◆ What needs to be done ◆
Copies of all lines containing the string "reputation" are needed from the data below.

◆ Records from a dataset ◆
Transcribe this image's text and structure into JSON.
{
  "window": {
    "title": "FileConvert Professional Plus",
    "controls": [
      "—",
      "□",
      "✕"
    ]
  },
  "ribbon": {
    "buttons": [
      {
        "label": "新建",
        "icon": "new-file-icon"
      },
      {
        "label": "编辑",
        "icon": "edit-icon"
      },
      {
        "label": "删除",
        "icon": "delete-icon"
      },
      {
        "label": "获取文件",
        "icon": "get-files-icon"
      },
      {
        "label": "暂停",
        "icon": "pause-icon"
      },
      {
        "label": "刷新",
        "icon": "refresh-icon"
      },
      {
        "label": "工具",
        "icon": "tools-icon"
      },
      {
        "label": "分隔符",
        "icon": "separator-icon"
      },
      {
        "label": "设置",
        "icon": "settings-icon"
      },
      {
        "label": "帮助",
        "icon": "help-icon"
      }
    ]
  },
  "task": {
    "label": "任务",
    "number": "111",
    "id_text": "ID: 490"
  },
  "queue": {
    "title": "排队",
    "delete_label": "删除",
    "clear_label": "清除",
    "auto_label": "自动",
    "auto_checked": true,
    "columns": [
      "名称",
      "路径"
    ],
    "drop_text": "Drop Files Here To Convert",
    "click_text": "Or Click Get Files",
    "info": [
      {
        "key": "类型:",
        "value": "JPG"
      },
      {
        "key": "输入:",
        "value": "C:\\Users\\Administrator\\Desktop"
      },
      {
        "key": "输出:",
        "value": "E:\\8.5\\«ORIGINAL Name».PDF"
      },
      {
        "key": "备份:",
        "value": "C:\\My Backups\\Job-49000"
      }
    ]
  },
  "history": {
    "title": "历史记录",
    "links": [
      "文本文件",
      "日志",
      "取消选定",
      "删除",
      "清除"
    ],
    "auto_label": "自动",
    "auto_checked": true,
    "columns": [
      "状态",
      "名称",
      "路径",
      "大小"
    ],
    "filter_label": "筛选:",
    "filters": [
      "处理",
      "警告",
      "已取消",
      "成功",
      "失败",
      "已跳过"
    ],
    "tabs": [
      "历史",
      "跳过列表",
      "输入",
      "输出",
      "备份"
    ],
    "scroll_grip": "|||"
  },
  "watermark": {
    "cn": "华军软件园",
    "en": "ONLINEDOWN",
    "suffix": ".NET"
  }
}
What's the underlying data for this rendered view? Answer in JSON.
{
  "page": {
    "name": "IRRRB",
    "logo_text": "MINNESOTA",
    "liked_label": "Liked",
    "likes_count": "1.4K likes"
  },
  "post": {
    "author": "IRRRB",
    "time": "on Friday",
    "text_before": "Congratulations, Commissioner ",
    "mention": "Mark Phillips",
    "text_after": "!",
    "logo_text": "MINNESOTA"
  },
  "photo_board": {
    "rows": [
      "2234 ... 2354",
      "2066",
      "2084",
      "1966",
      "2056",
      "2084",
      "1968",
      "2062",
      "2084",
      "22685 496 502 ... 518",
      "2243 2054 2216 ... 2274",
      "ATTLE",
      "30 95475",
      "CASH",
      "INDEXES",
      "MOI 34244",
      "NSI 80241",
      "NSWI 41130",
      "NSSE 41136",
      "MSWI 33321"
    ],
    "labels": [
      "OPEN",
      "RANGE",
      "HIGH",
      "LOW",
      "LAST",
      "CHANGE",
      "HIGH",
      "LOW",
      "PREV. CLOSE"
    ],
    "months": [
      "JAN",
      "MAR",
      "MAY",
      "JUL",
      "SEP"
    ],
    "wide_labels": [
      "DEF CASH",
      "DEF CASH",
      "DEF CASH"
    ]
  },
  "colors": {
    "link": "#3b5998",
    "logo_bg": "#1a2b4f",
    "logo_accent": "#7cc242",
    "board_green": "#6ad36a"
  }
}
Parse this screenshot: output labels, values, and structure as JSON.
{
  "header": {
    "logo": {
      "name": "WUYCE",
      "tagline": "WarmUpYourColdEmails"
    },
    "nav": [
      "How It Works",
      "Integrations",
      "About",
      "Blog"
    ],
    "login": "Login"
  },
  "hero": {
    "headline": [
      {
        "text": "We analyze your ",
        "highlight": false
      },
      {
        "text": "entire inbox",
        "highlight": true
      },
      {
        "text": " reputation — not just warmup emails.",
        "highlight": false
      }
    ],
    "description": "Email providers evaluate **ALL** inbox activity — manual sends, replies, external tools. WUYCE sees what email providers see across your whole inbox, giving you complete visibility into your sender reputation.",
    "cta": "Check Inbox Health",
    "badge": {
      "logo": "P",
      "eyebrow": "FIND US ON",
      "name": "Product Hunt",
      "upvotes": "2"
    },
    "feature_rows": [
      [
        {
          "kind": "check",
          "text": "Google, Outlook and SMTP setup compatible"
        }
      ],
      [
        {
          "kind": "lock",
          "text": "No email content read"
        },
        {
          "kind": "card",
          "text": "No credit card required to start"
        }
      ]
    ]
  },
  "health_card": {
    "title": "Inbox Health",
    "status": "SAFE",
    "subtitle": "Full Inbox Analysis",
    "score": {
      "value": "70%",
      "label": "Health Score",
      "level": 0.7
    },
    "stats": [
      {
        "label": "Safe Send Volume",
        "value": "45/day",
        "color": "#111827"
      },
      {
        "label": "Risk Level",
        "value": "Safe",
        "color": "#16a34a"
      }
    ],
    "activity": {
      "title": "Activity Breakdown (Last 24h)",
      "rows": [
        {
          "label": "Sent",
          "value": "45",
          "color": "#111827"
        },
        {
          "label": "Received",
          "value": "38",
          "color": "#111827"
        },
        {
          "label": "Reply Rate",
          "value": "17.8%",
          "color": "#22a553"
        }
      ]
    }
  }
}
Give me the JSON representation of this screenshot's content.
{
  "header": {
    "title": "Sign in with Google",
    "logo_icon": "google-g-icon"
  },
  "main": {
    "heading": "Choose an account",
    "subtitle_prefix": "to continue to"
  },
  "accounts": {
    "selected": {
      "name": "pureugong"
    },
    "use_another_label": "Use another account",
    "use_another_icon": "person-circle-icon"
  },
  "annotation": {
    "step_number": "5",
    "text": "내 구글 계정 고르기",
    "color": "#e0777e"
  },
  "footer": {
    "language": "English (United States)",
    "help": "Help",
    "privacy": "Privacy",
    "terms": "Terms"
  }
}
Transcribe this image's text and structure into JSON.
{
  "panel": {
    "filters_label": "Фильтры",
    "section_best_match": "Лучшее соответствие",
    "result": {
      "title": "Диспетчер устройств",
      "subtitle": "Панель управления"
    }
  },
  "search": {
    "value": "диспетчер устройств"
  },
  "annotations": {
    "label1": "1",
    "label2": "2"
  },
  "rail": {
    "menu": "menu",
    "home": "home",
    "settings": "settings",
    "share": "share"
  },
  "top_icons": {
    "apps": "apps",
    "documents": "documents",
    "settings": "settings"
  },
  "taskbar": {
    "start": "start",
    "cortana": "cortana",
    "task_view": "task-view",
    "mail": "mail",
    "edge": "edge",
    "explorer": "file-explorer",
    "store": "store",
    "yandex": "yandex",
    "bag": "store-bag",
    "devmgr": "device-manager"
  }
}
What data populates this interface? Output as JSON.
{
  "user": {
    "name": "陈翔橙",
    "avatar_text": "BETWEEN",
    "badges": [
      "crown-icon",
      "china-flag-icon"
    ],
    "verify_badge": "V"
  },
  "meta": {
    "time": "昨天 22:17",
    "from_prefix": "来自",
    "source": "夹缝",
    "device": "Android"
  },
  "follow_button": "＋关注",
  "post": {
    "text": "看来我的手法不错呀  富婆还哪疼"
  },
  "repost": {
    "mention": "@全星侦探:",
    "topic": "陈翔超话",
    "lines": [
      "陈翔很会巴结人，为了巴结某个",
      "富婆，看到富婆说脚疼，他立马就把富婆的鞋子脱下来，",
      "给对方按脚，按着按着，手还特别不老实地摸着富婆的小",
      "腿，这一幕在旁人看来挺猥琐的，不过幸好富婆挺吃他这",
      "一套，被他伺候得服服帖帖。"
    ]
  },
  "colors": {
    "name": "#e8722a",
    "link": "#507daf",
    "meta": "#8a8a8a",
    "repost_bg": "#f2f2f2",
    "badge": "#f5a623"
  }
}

◆ Result of this task ◆
        "text": " reputation — not just warmup emails.",
    "description": "Email providers evaluate **ALL** inbox activity — manual sends, replies, external tools. WUYCE sees what email providers see across your whole inbox, giving you complete visibility into your sender reputation.",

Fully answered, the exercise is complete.